    “Ask for details” is key, but it assumes you know what to ask about. It’s still buyer beware. Who do you believe, and who do you trust? People new to WordPress or websites or SEO in general frequently have NO IDEA what to ask for, and get screwed in the process.


  15. I both agree and disagree with this sort of thing.

    SEO “tricks” are crap.

    On the other hand, using sensible markup to describe content correctly is not crap, and actually works.

    Quick example: Often I see people using a series of DIV elements with some class for some common set of things. Like a sidebar, for example. This is bad mojo and should be avoided. Instead, use an unordered list. If you don’t like that it gives you bullet points, you use CSS to turn them off.

    Markup should be used as a means to describe the types of content it contains, CSS should be used to define the layout and look of that markup, and content-descriptive classes and id’s should be used to connect the two. And yes, this will help your SEO value, tremendously. If you think Google doesn’t pay attention to what is inside header and paragraph tags and such to assign relative importance values, then you’re nuts.

  16. Chris Hajer

    Thinking more about this, Jeff was saying “write for people”:

    When I write content, I do so in a way that comes natural. I don’t use certain words over others because they taste better to the spiders. I write as a human for other humans.

    That’s all. He wasn’t saying SEO is crap. He was just saying “write naturally”, that’s all. Not sure how it got off onto a whole markup/theme/SEO topic. Write for people.
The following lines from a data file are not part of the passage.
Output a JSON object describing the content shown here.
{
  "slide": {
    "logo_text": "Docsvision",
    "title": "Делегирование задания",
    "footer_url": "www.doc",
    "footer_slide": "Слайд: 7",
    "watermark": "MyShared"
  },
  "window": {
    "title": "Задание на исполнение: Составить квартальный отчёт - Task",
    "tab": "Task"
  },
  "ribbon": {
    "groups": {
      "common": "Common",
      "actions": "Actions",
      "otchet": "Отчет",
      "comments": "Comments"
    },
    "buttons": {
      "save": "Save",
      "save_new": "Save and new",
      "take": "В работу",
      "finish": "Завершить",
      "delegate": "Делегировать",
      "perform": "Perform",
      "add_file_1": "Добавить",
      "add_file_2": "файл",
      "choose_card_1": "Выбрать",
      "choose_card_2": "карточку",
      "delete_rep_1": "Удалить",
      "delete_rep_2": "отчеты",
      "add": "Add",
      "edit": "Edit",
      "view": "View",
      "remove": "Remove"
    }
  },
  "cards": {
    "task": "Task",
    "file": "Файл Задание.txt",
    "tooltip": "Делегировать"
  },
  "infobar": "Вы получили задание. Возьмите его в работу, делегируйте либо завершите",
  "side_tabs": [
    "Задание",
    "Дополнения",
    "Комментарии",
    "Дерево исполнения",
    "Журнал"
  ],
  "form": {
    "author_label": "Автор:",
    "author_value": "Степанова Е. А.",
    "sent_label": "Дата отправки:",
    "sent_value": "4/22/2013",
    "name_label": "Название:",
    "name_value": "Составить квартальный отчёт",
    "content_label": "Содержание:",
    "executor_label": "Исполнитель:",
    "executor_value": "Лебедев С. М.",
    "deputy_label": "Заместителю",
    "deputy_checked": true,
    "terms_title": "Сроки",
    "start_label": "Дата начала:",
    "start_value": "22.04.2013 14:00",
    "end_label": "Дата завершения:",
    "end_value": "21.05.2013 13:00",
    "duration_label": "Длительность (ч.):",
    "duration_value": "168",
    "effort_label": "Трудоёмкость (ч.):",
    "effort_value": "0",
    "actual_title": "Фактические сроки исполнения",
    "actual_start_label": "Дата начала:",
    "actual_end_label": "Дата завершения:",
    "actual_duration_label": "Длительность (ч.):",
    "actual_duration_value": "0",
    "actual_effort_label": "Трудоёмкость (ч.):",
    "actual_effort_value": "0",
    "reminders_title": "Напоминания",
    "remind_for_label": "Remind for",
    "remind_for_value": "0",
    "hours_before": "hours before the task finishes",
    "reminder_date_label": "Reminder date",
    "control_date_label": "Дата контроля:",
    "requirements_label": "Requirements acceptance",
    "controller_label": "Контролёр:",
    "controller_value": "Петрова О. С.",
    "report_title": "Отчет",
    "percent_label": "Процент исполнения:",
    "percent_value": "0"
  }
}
That’s it.


  17. Google wants everything to be normal, so if you try to sketch-up things, you will end up worse. My opinion.

Comments are closed.